The report was published on the same day that league owners voted unanimously to approve the sale of the Commanders to private equity billionaire Josh Harris, a record transaction of more than $6bn that brings to a close the tumultuous tenure of Snyder’s ownership.
Snyder bought the team in 1999 for a then-record $800mn. His stewardship of the club was marred by a long fight with American Indigenous groups over the team’s former nickname — the Redskins — along with allegations that he had fostered a toxic workplace environment. There were also revelations of financial improprieties that sparked hearings in Congress.
The NFL’s report, commissioned last year and overseen by former US attorney and SEC chair Mary Jo White, reveals a damning portrait of conduct within the organisation.
“The conduct substantiated in Ms White’s findings has no place in the NFL,” said league commissioner Roger Goodell. “We strive for workplaces that are safe, respectful and professional.”
The report found that Snyder inappropriately touched Tiffani Johnston, a former cheerleader and marketing employee, at a work dinner and subsequently pushed her towards his limousine in an unsuccessful attempt to leave the event with her.
The report also found that the Commanders’ front office withheld at least $11mn in revenues from the rest of the league. Under NFL bylaws, those revenues are required to be shared with other owners. According to the investigators, in 2010, “a former employee, after agreeing to allocate NFL shareable revenue instead to a college-football game, jokingly emailed the CFO: ‘[i]f the NFL had a jail . . . we would be in it’.”
The report said the investigators corroborated the financial schemes through emails, texts, calendars and other materials provided by the Commanders. The team had denied the accusations after they came to light during an investigation by the House of Representatives into other workplace misconduct.
The report said that the investigation was hindered by the limited personal co-operation of Snyder, who did not agree to be interviewed until June 29, and the refusal by the Commanders to co-operate “for many months”.
As a result, “on the evidence available, the investigation neither found, nor ruled out, that Mr Snyder directed or personally participated in the improper shielding of revenues from sharing to the extent required by NFL policies”, the report said.

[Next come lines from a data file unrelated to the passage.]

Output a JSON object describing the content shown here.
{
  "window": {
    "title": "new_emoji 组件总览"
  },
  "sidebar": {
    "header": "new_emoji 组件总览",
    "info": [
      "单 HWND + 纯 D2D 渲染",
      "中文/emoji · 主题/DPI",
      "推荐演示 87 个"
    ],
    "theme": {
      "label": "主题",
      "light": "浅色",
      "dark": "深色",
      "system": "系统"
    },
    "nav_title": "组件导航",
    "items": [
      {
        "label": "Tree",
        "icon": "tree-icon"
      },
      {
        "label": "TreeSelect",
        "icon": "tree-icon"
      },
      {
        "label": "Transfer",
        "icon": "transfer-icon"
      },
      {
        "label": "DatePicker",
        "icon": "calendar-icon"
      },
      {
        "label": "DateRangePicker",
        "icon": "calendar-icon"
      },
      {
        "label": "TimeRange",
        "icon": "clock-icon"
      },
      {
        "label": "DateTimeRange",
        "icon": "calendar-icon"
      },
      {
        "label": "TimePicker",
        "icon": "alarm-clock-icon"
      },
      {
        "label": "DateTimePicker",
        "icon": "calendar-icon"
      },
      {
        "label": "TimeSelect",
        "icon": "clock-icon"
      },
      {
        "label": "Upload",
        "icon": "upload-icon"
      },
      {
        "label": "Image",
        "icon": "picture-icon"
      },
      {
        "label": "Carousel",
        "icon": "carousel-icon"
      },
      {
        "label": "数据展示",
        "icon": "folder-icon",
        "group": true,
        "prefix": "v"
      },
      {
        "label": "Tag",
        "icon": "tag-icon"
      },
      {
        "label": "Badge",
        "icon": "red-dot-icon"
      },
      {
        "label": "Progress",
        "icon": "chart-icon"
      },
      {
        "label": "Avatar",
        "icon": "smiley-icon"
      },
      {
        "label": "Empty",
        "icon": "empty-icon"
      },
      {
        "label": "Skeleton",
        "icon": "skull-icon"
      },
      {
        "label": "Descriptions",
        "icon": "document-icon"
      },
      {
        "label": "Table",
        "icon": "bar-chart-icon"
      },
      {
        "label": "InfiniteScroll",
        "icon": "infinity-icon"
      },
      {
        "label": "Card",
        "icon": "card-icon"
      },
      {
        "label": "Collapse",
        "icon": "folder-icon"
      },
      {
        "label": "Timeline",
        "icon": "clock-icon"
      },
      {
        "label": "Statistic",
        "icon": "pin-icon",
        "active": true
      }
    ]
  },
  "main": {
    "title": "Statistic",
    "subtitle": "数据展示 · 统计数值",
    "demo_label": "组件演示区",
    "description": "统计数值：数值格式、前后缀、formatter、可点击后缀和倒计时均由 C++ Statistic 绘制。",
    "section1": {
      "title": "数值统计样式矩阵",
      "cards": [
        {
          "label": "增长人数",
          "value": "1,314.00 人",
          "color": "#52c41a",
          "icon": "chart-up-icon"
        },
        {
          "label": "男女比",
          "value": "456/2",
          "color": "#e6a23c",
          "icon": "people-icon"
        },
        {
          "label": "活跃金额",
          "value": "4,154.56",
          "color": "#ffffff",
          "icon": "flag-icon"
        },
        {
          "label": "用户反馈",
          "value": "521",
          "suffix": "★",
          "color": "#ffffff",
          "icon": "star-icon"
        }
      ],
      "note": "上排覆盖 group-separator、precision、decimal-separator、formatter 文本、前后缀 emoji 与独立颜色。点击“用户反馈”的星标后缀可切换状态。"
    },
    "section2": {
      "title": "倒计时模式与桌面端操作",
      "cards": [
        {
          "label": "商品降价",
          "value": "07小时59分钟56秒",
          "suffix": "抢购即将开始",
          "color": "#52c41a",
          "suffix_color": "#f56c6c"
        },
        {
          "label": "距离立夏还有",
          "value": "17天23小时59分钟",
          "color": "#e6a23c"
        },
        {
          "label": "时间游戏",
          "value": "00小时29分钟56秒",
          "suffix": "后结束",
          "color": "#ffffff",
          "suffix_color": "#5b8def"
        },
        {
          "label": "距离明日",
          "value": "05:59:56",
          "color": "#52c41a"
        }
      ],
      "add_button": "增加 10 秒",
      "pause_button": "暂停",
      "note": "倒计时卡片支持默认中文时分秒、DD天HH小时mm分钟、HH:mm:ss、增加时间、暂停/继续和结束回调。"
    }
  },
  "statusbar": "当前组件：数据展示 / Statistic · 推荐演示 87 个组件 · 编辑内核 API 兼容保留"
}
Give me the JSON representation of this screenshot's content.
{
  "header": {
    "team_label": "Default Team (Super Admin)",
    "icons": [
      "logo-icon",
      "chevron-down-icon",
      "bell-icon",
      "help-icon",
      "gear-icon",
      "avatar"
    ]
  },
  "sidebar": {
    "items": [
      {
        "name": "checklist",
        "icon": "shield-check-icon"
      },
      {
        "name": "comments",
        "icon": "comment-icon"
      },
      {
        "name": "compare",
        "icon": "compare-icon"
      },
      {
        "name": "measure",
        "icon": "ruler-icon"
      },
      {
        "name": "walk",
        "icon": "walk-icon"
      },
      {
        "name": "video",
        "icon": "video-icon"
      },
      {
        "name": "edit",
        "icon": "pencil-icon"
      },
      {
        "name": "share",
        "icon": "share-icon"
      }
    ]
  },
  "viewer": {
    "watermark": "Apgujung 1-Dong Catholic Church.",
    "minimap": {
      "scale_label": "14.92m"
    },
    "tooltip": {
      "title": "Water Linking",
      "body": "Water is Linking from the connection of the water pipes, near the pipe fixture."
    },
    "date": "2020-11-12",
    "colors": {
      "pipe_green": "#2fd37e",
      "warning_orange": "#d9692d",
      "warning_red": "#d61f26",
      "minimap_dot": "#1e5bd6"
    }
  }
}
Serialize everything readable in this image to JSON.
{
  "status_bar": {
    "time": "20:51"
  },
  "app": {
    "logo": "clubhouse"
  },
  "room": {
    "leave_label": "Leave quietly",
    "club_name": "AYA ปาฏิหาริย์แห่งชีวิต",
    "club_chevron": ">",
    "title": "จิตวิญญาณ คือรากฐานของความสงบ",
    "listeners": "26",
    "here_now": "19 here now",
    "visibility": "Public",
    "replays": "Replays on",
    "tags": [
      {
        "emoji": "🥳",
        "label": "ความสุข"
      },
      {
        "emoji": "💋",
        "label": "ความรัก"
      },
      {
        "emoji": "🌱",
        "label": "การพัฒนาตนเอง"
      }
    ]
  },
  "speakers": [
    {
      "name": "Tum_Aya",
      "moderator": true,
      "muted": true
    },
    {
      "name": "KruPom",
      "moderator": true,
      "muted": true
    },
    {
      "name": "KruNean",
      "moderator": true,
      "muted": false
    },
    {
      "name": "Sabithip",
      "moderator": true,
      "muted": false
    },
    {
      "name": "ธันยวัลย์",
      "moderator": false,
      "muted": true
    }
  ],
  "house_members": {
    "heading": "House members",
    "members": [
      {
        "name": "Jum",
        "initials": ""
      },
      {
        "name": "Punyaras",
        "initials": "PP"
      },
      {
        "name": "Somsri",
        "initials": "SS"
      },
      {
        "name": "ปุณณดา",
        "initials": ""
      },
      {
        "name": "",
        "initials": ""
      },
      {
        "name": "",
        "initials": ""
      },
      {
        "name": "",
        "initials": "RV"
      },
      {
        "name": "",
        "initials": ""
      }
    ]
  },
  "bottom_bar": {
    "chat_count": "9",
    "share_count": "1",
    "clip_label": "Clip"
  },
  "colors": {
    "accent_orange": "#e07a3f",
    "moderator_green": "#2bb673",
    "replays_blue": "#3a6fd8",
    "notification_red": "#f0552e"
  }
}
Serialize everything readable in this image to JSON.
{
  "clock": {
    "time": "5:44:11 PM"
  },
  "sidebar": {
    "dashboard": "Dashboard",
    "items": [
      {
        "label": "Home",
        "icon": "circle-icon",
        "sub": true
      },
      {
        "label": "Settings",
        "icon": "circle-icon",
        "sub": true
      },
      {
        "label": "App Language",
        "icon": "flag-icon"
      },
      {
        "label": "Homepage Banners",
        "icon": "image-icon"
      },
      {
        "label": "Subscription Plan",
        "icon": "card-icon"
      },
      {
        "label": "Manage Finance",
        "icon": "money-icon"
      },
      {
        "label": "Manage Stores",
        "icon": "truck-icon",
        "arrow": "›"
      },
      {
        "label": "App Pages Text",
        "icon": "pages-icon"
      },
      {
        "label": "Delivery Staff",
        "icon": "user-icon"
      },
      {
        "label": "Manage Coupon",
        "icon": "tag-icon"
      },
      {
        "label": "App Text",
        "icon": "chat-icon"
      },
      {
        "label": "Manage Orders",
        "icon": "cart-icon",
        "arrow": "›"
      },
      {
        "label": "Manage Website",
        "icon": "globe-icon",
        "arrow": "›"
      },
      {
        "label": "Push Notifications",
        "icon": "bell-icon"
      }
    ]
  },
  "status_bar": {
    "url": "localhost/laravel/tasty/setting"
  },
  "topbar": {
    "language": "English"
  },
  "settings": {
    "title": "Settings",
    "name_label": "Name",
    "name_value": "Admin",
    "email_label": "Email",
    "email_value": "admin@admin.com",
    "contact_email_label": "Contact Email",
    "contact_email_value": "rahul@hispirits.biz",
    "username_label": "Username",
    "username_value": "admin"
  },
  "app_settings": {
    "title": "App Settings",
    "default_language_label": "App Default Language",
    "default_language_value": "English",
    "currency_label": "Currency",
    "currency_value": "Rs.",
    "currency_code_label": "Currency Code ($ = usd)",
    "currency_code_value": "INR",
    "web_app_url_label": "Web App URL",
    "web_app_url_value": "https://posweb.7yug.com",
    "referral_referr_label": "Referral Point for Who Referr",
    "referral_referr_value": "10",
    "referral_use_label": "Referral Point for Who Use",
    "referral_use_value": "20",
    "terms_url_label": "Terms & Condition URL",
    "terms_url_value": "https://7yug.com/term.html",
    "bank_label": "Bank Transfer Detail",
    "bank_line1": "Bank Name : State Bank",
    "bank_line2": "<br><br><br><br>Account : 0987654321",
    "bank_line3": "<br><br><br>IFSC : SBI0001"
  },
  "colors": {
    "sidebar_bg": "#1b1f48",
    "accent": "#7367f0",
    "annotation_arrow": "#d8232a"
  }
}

In a statement after the sale of the team was approved, new Commanders owner Harris said: “Our promise is simple: We will do the work, create the culture, and make the investment needed to deliver for this team and for Washington.”
A spokesperson for Snyder did not immediately respond to a request for comment.